Nov. 11, also known as Singles’ Day, is an online shopping holiday in China unlike any other. A star-studded show hosted by China’s largest online retailer, Alibaba, kicked off the festivities, originally conceived as an online sales event for singles to treat themselves with some retail therapy. This year, actress Nicole Kidman, rapper Pharrell Williams, and Chinese film stars Zhang Ziyi and Fan Bingbing were among those present at a gala in Shanghai.
By the end of a 24-hour period, Alibaba had made 168.3 billion yuan, or roughly $25 billion—an almost 40 percent increase from last year’s 120.7 billion yuan ($17.8 billion).
Chinese consumers bought the most products from Japan, America, Australia, Germany, and South Korea. In Guangzhou Province in southern China alone, 360 million packages were to be shipped out by the local post office.
But the sales numbers have been called into question. According to Reuters, the U.S. Securities and Exchange Commission has launched a probe into Alibaba’s accounting practices in 2016, including for its Singles’ Day sales.
On the day of this year’s shopping festival, Chinese newspaper Beijing News published an article exposing websites that provide fake transactions for store vendors. Online store vendors can request as many fake transactions as they’d like, and the websites receive a commission in exchange. The fake sales, made under fake names, increase a vendor’s sales volume and popularity ranking, which in turn may attract real customers to make purchases.
One website, called 51 Shua Dan (a Chinese term for fake transactions), closed down after the Beijing News report came out. Before closing, the website had 62,484 members and had completed 10 million fake transactions, according to Beijing News.
The massive sales numbers may also be an indication of a serious social problem. This weekend, local newspaper Metropolis Bulletin reported that a woman living in the coastal city of Xiamen, Fujian Province, had spent 1.4 million yuan ($210,000) on online shopping for the past two years.
The woman’s husband, 37 year-old Liu Cheng, told the newspaper that his wife had acquired a huge amount of clothing online—on Nov. 11 and other major holidays—spending all of the couple’s savings, using up the credit limit on 17 cards, borrowing money from relatives, and taking loans.
During this year’s Lunar New Year holiday, six deliverymen had dropped off 27 packages in one day. Liu also started receiving phone calls from different retail companies asking about the money owed on items his wife had purchased.
Liu said his wife’s closet had about 300 pairs of jeans, 200 pairs of shoes, 50 coats, and 40 different handbags, alongside countless t-shirts and jackets, many with their tags still on.
Shopping addiction is a real phenomenon in China. In 2011, Chinese news portal Sina published a survey about online shopping habits among Chinese consumers that found 71.1 percent of respondents believed they had an addiction, while 73.6 percent said they logged on to an online shopping site every day.
The Nov. 11 festival led to tragedy in Shanghai, when one person died at a shopping event.

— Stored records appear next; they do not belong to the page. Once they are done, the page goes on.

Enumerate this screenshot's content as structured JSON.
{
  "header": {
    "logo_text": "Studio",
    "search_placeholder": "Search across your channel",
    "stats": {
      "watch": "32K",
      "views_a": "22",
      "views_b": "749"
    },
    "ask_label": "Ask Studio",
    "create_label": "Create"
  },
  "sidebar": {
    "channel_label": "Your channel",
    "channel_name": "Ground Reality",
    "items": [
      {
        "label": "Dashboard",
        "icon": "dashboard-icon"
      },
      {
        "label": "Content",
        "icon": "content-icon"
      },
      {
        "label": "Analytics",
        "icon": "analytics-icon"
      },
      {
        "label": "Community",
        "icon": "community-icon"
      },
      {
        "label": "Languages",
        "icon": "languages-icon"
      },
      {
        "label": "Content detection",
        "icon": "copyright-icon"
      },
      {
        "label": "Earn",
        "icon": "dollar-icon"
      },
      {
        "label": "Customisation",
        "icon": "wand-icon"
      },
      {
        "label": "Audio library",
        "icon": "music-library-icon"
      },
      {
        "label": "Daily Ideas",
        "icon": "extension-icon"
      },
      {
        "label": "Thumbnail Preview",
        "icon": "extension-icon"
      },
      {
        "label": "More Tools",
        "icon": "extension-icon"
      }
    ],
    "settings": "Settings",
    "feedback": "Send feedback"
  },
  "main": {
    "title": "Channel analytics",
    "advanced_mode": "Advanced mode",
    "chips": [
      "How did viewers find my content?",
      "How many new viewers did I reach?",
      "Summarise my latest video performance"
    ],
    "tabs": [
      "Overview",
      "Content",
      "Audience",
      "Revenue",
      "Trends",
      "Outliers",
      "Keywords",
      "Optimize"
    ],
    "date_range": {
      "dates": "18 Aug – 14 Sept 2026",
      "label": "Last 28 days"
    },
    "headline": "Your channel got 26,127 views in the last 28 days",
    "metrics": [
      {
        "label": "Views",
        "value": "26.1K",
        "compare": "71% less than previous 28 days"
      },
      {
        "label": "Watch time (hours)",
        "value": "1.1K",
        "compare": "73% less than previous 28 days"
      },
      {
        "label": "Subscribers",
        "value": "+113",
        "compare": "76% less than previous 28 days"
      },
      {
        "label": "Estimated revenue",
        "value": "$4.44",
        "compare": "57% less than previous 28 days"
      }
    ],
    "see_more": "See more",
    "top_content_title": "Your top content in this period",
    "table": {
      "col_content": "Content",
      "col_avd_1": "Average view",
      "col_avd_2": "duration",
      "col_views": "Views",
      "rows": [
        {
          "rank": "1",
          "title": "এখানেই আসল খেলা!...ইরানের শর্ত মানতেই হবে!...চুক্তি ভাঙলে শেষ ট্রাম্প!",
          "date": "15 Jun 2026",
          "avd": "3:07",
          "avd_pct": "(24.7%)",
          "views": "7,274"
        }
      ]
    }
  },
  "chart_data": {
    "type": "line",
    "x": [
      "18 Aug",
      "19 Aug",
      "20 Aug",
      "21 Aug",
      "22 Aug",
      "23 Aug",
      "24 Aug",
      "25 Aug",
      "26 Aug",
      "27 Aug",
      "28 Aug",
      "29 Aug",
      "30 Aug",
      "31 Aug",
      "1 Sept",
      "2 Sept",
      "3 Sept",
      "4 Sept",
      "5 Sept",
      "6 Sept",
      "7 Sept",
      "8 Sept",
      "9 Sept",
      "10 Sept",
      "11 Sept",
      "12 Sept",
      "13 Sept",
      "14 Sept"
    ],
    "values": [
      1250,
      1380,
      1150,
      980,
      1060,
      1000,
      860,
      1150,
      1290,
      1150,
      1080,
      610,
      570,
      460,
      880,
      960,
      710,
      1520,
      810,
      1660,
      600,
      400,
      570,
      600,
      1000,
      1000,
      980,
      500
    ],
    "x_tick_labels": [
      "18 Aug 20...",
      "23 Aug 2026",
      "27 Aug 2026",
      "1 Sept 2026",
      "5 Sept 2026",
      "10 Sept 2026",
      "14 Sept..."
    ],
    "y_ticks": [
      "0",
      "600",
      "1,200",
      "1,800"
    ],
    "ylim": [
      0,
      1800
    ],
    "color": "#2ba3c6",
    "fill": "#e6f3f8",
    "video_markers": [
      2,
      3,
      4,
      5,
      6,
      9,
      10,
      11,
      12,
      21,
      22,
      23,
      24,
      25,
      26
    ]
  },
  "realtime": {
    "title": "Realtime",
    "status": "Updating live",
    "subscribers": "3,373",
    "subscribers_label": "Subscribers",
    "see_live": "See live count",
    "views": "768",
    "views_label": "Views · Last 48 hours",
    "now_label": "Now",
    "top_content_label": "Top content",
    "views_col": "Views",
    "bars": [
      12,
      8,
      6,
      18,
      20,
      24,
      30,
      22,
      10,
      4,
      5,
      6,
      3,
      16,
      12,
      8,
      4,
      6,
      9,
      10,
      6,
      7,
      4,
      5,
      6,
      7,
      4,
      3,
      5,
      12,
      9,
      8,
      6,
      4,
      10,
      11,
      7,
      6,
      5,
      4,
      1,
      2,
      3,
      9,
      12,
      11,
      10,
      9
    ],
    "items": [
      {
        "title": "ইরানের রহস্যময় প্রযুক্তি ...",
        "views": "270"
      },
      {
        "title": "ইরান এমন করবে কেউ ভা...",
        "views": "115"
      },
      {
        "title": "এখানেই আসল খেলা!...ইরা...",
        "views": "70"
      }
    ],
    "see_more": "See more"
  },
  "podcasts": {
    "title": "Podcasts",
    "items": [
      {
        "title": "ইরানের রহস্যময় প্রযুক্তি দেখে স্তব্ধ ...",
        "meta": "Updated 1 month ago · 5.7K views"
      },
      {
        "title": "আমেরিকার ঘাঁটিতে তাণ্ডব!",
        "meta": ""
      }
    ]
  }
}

A supermarket in Pudong district had organized an event that saw many customers line up outside the store at around 6:30 a.m. At around 6:50 a.m., local police reported that the store’s second-floor loft had collapsed due to overload, trapping a dozen or so customers and staff underneath.
The police announced via WeChat that two people had died, while seven were injured. Those rescued were sent to Pudong New District People’s Hospital for treatment, where one died after 13 hours.